[Opening The data section]

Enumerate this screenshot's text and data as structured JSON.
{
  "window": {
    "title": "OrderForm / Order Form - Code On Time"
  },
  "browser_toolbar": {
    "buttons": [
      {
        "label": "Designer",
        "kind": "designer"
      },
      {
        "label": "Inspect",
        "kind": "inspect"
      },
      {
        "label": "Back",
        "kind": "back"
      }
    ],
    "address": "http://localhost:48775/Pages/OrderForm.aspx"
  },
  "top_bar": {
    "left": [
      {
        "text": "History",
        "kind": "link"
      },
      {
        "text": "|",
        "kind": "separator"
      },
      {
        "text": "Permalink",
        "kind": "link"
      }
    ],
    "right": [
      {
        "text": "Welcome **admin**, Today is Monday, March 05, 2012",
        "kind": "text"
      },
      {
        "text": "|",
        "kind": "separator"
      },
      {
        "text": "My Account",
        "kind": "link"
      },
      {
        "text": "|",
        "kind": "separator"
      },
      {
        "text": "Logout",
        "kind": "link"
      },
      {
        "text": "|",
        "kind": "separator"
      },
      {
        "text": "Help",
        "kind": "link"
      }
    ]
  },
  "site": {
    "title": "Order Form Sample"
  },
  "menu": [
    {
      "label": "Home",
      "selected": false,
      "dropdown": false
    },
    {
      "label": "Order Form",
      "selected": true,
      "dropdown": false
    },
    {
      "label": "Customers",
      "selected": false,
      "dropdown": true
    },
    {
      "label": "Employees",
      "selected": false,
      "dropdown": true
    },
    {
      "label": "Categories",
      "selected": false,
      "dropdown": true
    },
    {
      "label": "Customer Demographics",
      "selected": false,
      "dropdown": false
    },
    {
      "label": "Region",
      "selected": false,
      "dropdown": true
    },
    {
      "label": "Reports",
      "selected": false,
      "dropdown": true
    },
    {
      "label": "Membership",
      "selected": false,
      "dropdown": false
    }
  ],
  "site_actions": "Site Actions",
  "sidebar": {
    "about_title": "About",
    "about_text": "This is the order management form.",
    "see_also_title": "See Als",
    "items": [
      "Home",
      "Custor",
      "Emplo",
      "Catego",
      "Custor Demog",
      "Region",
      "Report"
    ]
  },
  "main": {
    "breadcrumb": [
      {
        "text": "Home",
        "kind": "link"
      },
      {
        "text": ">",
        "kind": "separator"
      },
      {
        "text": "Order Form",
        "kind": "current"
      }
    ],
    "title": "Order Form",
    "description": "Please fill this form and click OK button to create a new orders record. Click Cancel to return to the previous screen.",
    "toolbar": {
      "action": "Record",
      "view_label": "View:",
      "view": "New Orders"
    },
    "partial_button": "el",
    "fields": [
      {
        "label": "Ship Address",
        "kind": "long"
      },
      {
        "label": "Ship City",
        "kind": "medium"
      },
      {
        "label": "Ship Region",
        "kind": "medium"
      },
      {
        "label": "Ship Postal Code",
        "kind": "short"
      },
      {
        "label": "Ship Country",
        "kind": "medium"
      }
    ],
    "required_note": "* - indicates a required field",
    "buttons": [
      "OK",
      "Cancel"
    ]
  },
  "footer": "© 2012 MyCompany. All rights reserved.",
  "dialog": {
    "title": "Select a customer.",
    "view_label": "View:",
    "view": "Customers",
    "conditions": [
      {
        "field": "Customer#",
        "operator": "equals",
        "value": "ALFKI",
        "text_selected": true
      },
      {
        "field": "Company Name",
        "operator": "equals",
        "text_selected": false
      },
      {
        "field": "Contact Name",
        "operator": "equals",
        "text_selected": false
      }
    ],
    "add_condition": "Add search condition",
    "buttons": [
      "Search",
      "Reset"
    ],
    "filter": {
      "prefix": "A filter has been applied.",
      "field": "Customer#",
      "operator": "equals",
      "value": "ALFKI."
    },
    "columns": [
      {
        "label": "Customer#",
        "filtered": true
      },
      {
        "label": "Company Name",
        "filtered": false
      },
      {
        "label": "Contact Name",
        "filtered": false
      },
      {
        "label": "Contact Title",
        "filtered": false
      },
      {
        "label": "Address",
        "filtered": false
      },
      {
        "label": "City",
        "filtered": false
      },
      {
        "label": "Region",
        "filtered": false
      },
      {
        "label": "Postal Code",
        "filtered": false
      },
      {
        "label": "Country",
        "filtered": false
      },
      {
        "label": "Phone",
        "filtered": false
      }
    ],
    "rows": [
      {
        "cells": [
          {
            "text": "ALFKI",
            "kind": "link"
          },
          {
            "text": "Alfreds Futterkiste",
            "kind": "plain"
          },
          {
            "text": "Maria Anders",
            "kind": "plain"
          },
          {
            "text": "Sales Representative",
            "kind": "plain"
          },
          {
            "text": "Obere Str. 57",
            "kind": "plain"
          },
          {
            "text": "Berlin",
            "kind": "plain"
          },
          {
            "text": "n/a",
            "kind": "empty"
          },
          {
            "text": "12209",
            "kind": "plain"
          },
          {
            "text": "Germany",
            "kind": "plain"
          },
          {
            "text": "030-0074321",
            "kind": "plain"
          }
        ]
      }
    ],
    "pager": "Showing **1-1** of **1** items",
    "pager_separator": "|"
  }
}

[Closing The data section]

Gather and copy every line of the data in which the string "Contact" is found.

_The completed task:_
        "field": "Contact Name",
        "label": "Contact Name",
        "label": "Contact Title",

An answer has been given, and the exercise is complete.